Excerpts from an interface dataset:
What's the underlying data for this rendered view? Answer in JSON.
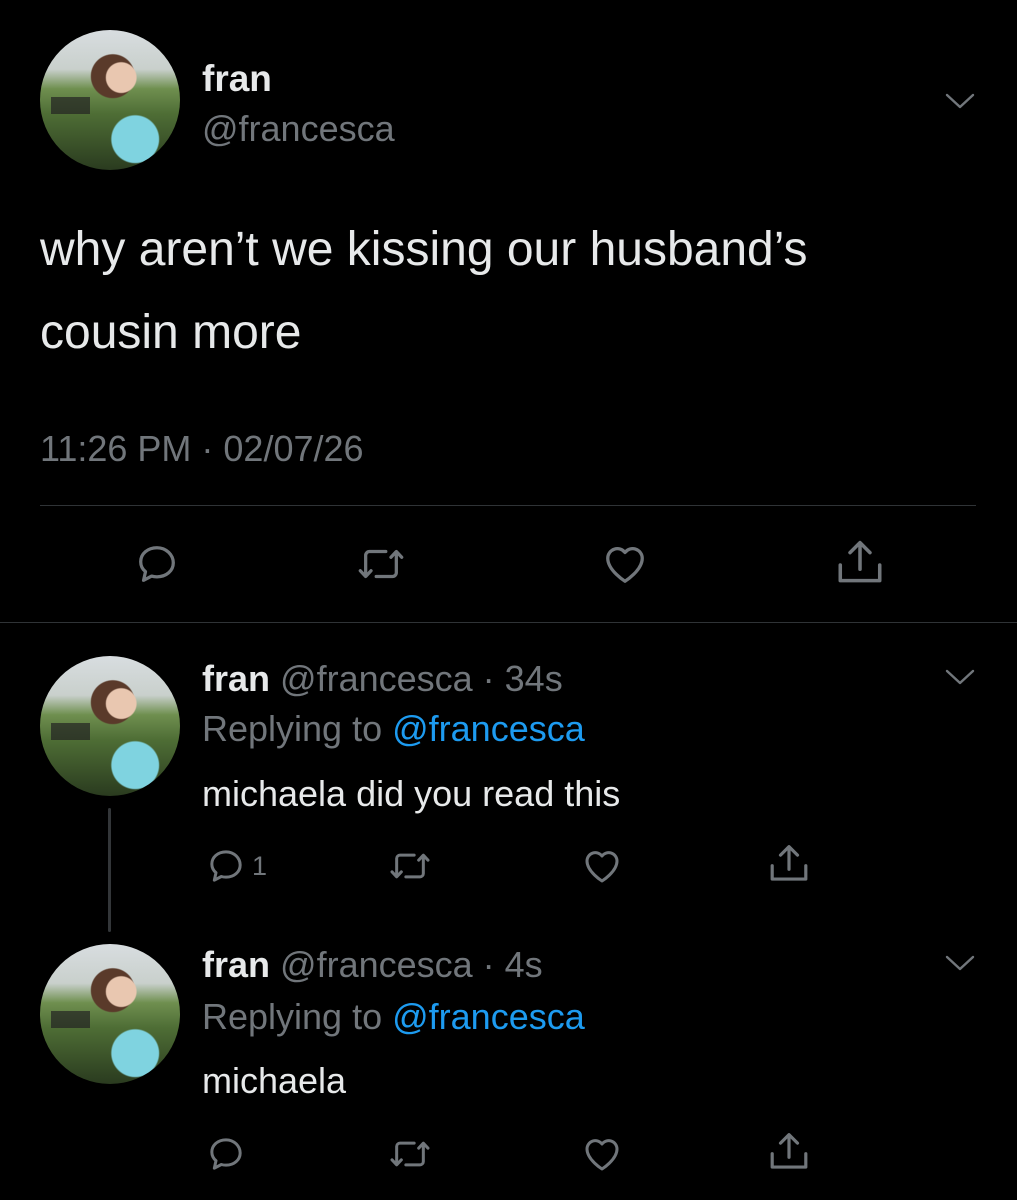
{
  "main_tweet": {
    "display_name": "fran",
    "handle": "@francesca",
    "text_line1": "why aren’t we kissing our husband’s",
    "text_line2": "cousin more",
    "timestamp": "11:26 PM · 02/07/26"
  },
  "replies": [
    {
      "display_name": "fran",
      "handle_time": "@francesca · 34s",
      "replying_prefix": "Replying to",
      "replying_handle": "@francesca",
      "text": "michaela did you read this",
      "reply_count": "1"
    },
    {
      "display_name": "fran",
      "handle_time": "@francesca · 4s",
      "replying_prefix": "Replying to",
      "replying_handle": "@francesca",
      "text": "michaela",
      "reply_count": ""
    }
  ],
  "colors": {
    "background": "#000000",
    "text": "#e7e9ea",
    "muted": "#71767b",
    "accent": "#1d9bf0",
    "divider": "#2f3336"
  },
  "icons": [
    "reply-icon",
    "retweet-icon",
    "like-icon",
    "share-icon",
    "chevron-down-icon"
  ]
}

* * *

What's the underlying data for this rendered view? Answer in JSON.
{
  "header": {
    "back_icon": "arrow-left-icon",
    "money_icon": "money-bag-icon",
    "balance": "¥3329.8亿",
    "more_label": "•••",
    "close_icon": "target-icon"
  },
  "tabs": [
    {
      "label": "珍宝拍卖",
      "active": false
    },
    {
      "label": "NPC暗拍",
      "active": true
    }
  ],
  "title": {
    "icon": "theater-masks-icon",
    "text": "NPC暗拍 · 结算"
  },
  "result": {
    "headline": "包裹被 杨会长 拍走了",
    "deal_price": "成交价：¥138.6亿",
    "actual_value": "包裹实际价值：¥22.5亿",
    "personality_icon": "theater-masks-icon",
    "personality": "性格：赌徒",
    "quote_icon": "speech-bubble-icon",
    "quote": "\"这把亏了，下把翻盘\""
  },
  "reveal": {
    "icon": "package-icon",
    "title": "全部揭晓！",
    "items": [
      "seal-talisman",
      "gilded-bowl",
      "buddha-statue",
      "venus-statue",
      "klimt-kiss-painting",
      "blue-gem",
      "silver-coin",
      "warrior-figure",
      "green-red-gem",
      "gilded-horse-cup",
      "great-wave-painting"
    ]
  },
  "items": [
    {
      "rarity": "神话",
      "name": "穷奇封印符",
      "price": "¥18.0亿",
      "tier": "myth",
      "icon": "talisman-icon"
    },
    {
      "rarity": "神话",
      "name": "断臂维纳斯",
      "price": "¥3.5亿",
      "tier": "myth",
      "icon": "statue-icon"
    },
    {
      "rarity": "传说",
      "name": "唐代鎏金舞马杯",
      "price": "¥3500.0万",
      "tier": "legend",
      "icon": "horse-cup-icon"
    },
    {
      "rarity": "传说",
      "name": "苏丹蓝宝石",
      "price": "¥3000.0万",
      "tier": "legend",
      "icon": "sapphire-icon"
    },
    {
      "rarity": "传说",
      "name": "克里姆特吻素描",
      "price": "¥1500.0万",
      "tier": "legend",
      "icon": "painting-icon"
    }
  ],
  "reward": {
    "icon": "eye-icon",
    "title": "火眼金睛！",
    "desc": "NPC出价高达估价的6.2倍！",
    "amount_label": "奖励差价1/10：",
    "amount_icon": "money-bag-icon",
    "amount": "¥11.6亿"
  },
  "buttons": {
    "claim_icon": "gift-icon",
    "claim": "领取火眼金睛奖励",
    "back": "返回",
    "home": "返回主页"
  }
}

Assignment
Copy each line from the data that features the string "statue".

Written reply
      "buddha-statue",
      "venus-statue",
      "icon": "statue-icon"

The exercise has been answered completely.